For me personally, the thing that made “The Jungle Book” work so well was how unrealistic[italiazed] it purposefully felt. This is a movie that feels like a dream to watch as the camera soars over, around, and through the jungle our (mostly) animal cast members find themselves in. In 3D the effect is even more beautiful, as we feel like the jungle surrounds and engulfs us. It’s enough to make us nod our head in emphasizing with Mowgli on why he wouldn’t want to leave this place in favor of ‘The Man Village.’ Alas, the boy must return to his own kind, as the man hating tiger Sher Khan (Idris Elba) has returned to the jungle, and has vowed to kill every animal that stands between him and the boy. In order to save his adoptive wolf family, Mowgli must selflessly leave.

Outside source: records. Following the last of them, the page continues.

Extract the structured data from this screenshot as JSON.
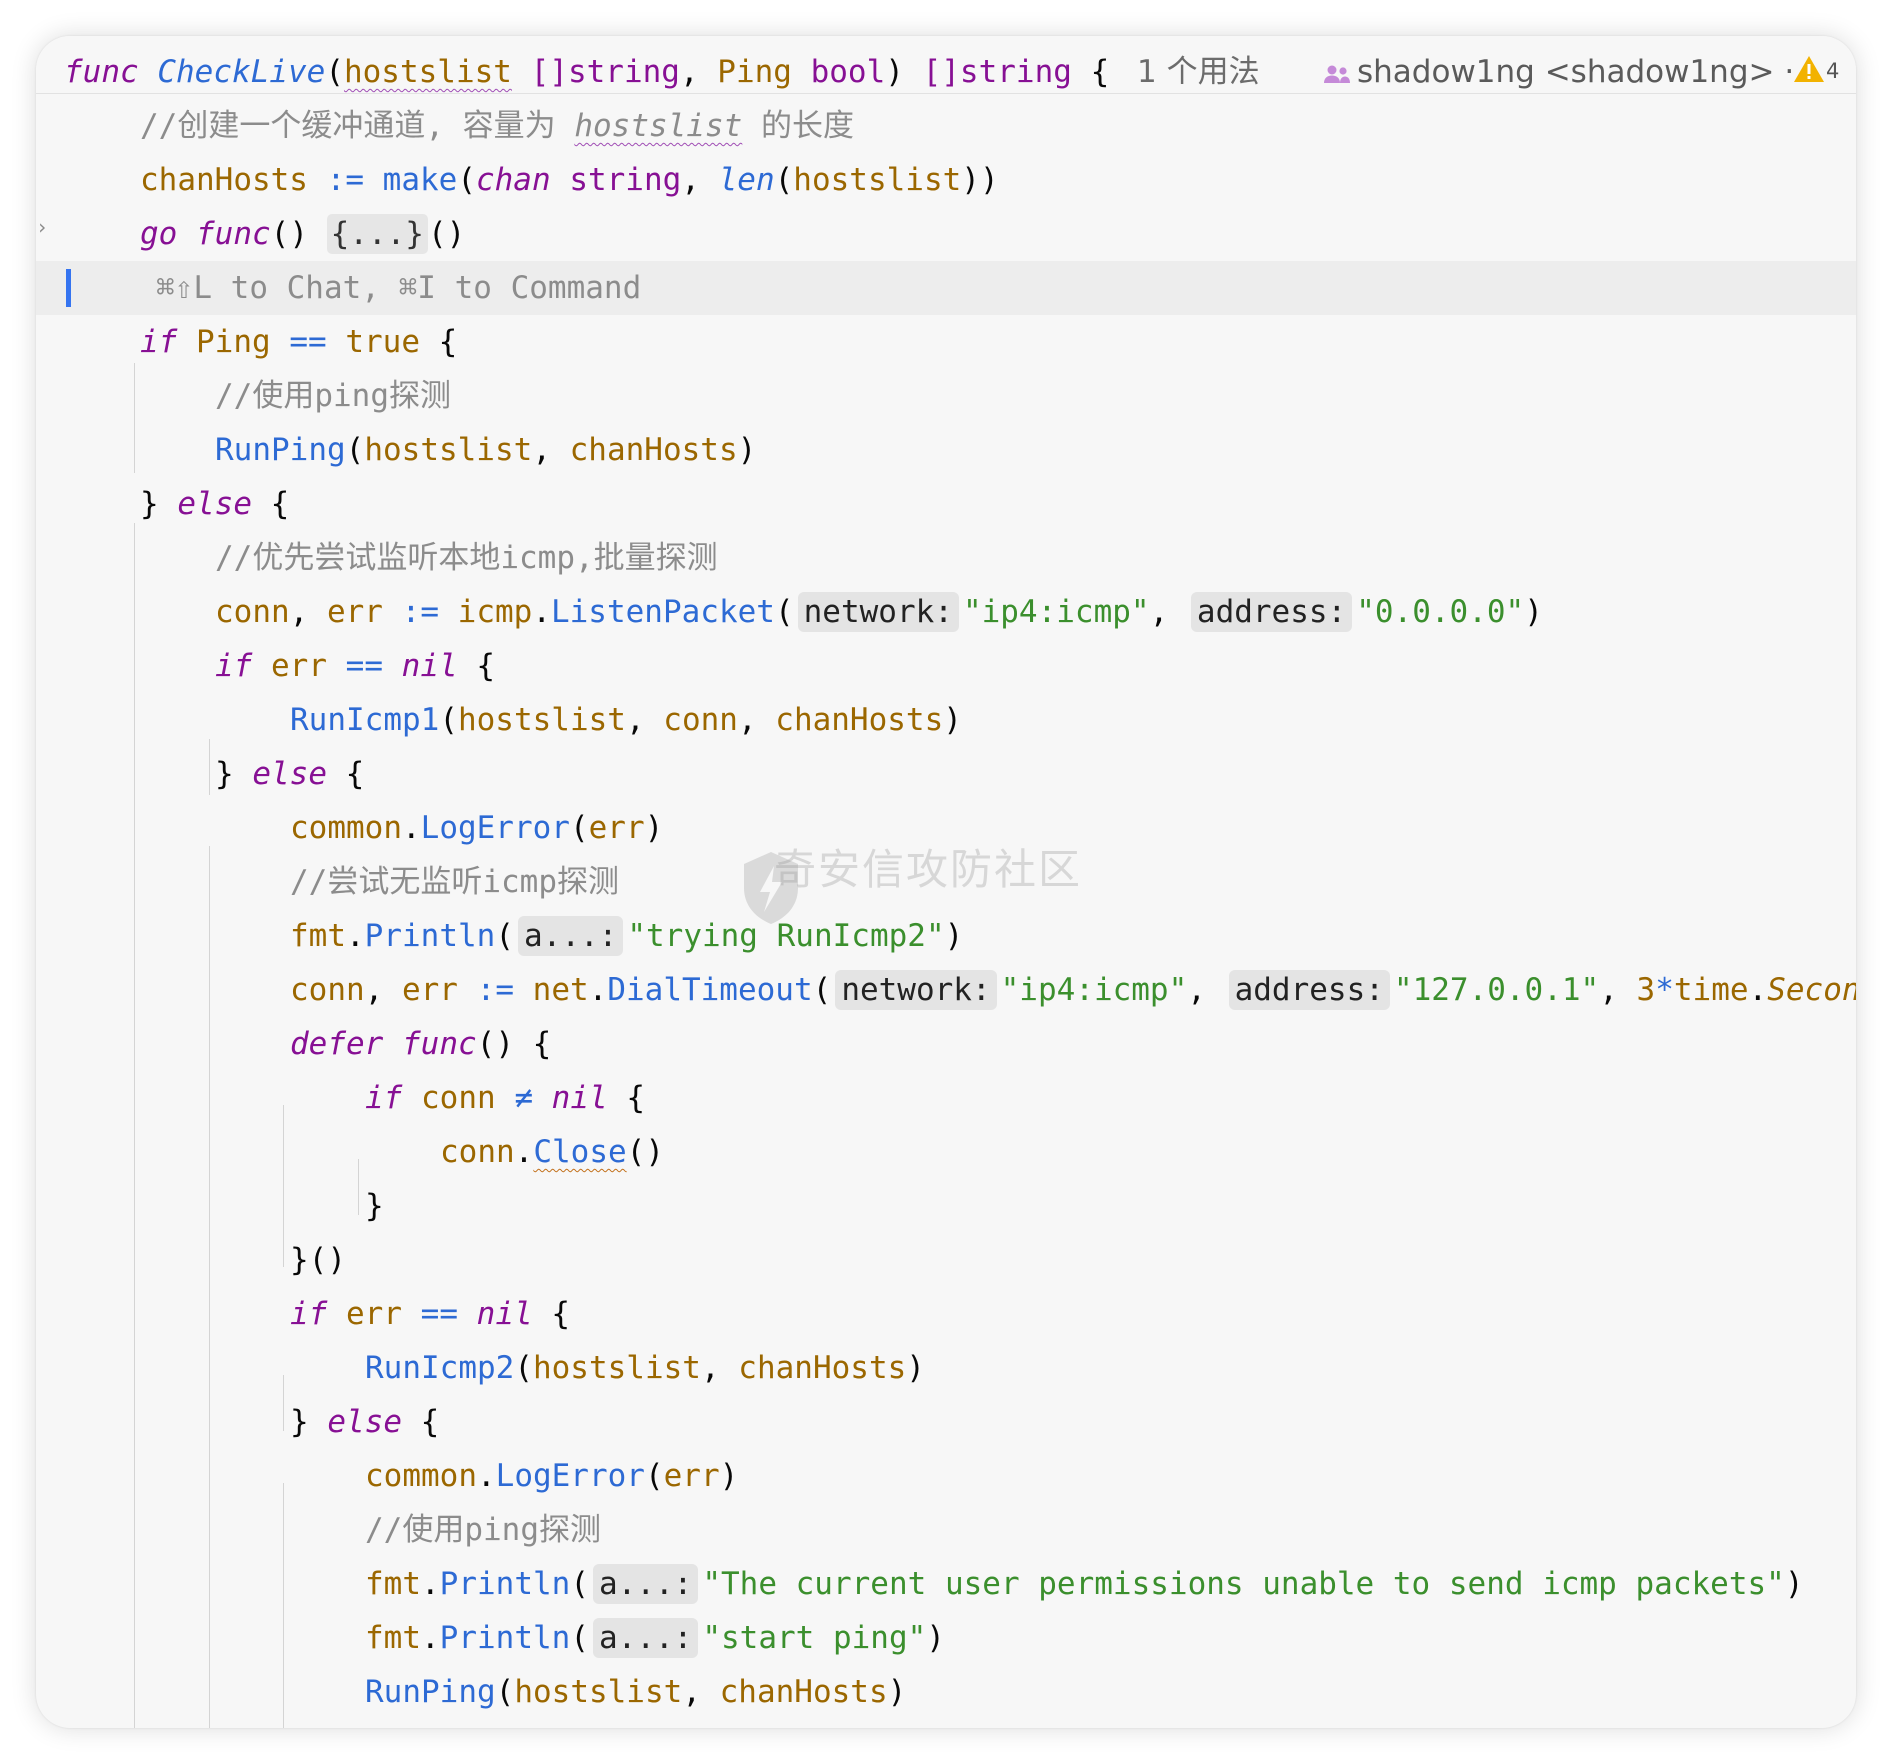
{
  "sticky_header": {
    "keyword_func": "func",
    "name": "CheckLive",
    "param1": "hostslist",
    "param1_type": "[]string",
    "param2": "Ping",
    "param2_type": "bool",
    "return_type": "[]string",
    "open_brace": "{",
    "usages": "1 个用法",
    "author": "shadow1ng <shadow1ng>",
    "author_more": "·",
    "warning_count": "4"
  },
  "inline_chat_hint": "⌘⇧L to Chat, ⌘I to Command",
  "watermark": "奇安信攻防社区",
  "code": {
    "c1": "//创建一个缓冲通道, 容量为 ",
    "c1_var": "hostslist",
    "c1_tail": " 的长度",
    "chanHosts": "chanHosts",
    "make": "make",
    "chan": "chan",
    "string": "string",
    "len": "len",
    "hostslist": "hostslist",
    "go": "go",
    "func": "func",
    "fold": "{...}",
    "if": "if",
    "Ping": "Ping",
    "true": "true",
    "c_ping": "//使用ping探测",
    "RunPing": "RunPing",
    "else": "else",
    "c_listen": "//优先尝试监听本地icmp,批量探测",
    "conn": "conn",
    "err": "err",
    "icmp": "icmp",
    "ListenPacket": "ListenPacket",
    "hint_network": "network:",
    "hint_address": "address:",
    "hint_a": "a...:",
    "s_ip4icmp": "\"ip4:icmp\"",
    "s_0000": "\"0.0.0.0\"",
    "nil": "nil",
    "RunIcmp1": "RunIcmp1",
    "common": "common",
    "LogError": "LogError",
    "c_nolisten": "//尝试无监听icmp探测",
    "fmt": "fmt",
    "Println": "Println",
    "s_trying": "\"trying RunIcmp2\"",
    "net": "net",
    "DialTimeout": "DialTimeout",
    "s_127": "\"127.0.0.1\"",
    "three": "3",
    "time": "time",
    "Second": "Secon",
    "defer": "defer",
    "Close": "Close",
    "RunIcmp2": "RunIcmp2",
    "s_perm": "\"The current user permissions unable to send icmp packets\"",
    "s_startping": "\"start ping\""
  }
}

On the journey to rejoin his own kind he meets various different friends, but chances are your favorite is likely to be Baloo the Bear. He is nothing more than a free spirit who loves to eat honey and sing songs. The fact that Bill Murray voices him is nothing short of sheer genius. He brings a playfulness to the role that I have not seen from him in a long time, yet he still possesses the acting chops to bring some emotion to the dramatic scenes. He also plays as a perfect foil to the stern (but wise) Bagheera, who is voiced elegantly by Ben Kingsley. The addition of Christopher Walken as giant orangutan King Louie might seem like stunt casting, but it does provide a few laughs for the adults. Aside from Murray the other stand out performance is the aforementioned Elba, who plays Sher Khan as something of a mix between a cunning mob boss as well as dedicated hunter.
Wrapping all this up is newcomer Neel Sethi as Mowgli, who has the difficult task of having to talk to all these animals who aren’t there and react to scenery I’m more than positive largely didn’t exist. His natural interactions with everything and everyone helps sell “The Jungle Book.” If he didn’t work neither would the film. Now, there are times when the movie feels more like a visual movie than a story driven one. That seems to sadly be the case with most franchise films these days. Despite this, “The Jungle Book” mostly feels like a real throw back to when films were engaging and imaginative. It swept me away with a feeling of wonder that is so very rare these days. In terms of where this sits in Disney’s live action remake phase I believe this is above “Maleficent” but not quite as good as “Cinderella.” Still, this is a promising direction for these live action remakes to be taking, so I can forgive the small faults.